Having been foiled by two Kyrgyz border crossings so far (the Badakhshan region being closed and this) and with recent shootings reported at the sole remaining one (at Batken near Khujand) not to mention a long way to get there (including the “Tunnel of Death” and more scary driving) through more of Tajikistan than I had been planning on, I’m thinking - though it’s not final – of flying instead, to Almaty, Kazakhstan. I could go to Bishkek and/or more of Kyrgystan from there if I get bored. Anyway, it’s the Kyrgyz side’s fault that this border was closed, so if they don’t want me there…. (Just kidding. Closed borders are all part of the adventure, but at present there’s a limit to the miles of shared taxis over mountains that I want to stomach.)

You’d never guess the people you meet in places like Tajikistan. I talked (in both of our broken Russian) to an Egyptian marshrutka driver, me about where I was from and him about the beaches in Egypt and how Tajiks are stupid; he was surprised I didn’t speak Arabic based on my looks. (The taxi driver from Garm, meanwhile, like most people, had a hard time believing that I wasn’t Jewish, having brought it up out of nowhere.) Through one of my recently made expat friends, I met a 17-year-old extreme upper echelon Tajik guy, but the nature of his family’s enterprise can’t really be mentioned here… And then there’s the American military contingent, who are doing something along the lines of training the Tajiks to stop weapons- and people-smuggling into Afghanistan.

And lest I feel like my adventure is very grand, I just met a couple in my hostel who have more or less biked all the way here from Vietnam. I told them that was amazing. The modest response? “Lots of people are doing it.”

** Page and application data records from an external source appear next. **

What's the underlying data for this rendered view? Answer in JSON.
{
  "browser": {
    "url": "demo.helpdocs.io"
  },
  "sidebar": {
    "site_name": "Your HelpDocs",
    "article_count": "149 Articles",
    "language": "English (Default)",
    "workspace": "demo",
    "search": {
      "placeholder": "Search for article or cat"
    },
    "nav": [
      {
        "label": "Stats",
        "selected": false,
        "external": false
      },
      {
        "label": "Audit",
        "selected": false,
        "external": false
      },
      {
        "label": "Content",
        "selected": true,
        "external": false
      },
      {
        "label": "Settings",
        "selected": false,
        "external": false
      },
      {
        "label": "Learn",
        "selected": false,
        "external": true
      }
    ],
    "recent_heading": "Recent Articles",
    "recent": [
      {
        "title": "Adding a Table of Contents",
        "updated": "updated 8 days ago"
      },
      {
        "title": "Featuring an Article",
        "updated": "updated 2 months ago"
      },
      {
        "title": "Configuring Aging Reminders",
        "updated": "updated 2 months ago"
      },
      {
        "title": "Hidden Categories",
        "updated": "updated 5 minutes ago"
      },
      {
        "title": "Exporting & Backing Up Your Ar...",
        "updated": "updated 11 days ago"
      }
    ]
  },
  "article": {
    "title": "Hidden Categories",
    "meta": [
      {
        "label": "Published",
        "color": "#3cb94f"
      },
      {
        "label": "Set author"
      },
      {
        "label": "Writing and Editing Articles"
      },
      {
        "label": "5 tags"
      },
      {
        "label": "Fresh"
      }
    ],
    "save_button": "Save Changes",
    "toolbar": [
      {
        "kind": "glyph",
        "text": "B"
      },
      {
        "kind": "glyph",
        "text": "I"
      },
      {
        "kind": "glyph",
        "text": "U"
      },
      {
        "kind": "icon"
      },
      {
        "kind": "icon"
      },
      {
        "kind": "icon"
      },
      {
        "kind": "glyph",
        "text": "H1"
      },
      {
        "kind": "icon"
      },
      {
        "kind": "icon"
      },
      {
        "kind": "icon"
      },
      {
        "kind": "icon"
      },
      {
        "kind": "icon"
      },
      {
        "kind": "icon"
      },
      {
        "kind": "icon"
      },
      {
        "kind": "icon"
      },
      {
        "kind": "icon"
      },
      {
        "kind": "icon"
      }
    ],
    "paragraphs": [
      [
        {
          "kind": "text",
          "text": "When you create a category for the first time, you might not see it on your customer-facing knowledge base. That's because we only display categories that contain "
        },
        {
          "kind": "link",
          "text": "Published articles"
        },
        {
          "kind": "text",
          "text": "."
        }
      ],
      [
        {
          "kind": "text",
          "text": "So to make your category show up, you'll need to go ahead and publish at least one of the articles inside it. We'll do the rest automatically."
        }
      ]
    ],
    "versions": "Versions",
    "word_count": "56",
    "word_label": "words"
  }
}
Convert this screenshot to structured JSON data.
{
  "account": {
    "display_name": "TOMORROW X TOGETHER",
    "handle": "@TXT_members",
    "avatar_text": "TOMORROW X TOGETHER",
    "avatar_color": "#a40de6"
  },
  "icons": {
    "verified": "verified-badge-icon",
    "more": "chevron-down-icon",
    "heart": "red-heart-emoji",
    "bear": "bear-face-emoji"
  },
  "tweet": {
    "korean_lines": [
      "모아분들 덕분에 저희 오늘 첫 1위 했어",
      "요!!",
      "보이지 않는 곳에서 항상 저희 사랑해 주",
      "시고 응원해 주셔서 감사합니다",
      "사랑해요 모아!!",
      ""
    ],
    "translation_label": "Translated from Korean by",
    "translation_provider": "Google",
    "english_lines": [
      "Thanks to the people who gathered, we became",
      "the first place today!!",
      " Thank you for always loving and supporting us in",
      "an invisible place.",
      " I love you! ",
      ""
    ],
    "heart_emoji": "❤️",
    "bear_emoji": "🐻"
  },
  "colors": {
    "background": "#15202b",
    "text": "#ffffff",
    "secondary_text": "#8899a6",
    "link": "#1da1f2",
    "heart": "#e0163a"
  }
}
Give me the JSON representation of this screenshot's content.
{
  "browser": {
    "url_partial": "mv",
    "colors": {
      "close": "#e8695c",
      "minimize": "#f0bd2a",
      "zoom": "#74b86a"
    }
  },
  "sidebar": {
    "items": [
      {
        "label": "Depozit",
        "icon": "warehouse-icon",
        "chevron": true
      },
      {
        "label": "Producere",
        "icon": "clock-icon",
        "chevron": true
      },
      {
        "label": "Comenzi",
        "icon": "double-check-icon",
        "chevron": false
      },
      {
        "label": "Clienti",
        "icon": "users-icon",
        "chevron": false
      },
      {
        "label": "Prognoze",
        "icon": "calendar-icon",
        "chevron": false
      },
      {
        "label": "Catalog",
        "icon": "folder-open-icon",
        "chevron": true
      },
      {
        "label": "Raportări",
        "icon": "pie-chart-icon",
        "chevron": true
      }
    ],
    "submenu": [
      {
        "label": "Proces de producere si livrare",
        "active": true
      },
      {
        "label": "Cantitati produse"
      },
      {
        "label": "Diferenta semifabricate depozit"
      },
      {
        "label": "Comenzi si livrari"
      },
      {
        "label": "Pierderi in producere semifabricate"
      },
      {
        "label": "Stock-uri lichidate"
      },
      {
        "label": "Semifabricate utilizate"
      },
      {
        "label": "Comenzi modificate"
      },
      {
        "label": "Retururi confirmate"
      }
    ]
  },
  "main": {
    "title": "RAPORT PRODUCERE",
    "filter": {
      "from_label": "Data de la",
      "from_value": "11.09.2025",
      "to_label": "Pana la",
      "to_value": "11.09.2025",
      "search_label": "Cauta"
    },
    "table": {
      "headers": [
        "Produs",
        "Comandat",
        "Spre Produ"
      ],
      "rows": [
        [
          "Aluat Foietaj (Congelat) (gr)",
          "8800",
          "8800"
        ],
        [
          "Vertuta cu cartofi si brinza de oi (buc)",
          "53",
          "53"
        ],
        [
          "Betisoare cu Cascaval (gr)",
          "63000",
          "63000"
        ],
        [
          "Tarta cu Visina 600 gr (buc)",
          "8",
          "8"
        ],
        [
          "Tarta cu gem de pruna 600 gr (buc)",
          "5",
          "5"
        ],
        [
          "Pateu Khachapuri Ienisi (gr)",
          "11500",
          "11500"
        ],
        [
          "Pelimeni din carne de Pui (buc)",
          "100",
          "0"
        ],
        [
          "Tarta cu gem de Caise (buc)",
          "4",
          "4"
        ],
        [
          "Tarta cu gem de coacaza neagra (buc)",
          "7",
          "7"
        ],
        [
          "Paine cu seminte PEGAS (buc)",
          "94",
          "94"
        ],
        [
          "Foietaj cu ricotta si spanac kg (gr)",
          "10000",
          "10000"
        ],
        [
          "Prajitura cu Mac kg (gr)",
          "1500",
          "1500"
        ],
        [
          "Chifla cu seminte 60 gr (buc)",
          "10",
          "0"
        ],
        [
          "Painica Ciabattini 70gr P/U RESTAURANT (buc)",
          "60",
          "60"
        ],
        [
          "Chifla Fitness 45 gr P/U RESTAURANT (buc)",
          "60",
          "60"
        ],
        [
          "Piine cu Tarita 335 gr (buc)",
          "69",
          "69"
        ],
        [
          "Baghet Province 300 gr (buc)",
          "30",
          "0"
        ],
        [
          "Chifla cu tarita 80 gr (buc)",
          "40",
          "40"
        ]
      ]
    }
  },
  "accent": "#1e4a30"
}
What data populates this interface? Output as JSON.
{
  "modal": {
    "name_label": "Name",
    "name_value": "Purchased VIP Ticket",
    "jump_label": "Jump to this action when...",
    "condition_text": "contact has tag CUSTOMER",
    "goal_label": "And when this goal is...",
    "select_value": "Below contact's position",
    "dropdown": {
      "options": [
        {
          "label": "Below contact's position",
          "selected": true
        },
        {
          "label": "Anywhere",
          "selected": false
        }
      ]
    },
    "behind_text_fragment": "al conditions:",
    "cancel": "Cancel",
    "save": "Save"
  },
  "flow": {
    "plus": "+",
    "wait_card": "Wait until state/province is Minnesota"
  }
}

Posted from Dushanbe, Districts of Republican Subordination, Tajikistan.